▽
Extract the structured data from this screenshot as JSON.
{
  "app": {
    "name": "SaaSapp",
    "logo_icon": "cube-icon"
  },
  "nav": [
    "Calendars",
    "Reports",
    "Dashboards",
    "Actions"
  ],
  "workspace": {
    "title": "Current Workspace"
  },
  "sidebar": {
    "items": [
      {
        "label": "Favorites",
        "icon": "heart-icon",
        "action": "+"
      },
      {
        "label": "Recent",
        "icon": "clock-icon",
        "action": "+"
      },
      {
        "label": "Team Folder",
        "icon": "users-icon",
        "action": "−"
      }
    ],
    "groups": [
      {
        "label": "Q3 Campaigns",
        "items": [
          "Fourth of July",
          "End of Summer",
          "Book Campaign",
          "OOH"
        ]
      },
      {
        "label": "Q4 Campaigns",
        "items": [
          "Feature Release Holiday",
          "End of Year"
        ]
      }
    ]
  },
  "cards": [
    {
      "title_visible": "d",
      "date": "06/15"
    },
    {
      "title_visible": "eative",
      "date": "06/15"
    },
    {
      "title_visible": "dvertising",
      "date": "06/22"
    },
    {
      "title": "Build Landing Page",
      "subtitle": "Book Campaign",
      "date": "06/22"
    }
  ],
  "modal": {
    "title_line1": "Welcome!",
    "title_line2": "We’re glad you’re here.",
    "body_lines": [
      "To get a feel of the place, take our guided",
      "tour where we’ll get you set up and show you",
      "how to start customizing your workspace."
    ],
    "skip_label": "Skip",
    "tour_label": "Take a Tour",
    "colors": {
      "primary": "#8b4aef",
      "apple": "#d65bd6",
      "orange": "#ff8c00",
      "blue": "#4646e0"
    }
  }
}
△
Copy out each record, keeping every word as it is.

Result of the exercise:
Extract the structured data from this screenshot as JSON.
{
  "app": {
    "name": "SaaSapp",
    "logo_icon": "cube-icon"
  },
  "nav": [
    "Calendars",
    "Reports",
    "Dashboards",
    "Actions"
  ],
  "workspace": {
    "title": "Current Workspace"
  },
  "sidebar": {
    "items": [
      {
        "label": "Favorites",
        "icon": "heart-icon",
        "action": "+"
      },
      {
        "label": "Recent",
        "icon": "clock-icon",
        "action": "+"
      },
      {
        "label": "Team Folder",
        "icon": "users-icon",
        "action": "−"
      }
    ],
    "groups": [
      {
        "label": "Q3 Campaigns",
        "items": [
          "Fourth of July",
          "End of Summer",
          "Book Campaign",
          "OOH"
        ]
      },
      {
        "label": "Q4 Campaigns",
        "items": [
          "Feature Release Holiday",
          "End of Year"
        ]
      }
    ]
  },
  "cards": [
    {
      "title_visible": "d",
      "date": "06/15"
    },
    {
      "title_visible": "eative",
      "date": "06/15"
    },
    {
      "title_visible": "dvertising",
      "date": "06/22"
    },
    {
      "title": "Build Landing Page",
      "subtitle": "Book Campaign",
      "date": "06/22"
    }
  ],
  "modal": {
    "title_line1": "Welcome!",
    "title_line2": "We’re glad you’re here.",
    "body_lines": [
      "To get a feel of the place, take our guided",
      "tour where we’ll get you set up and show you",
      "how to start customizing your workspace."
    ],
    "skip_label": "Skip",
    "tour_label": "Take a Tour",
    "colors": {
      "primary": "#8b4aef",
      "apple": "#d65bd6",
      "orange": "#ff8c00",
      "blue": "#4646e0"
    }
  }
}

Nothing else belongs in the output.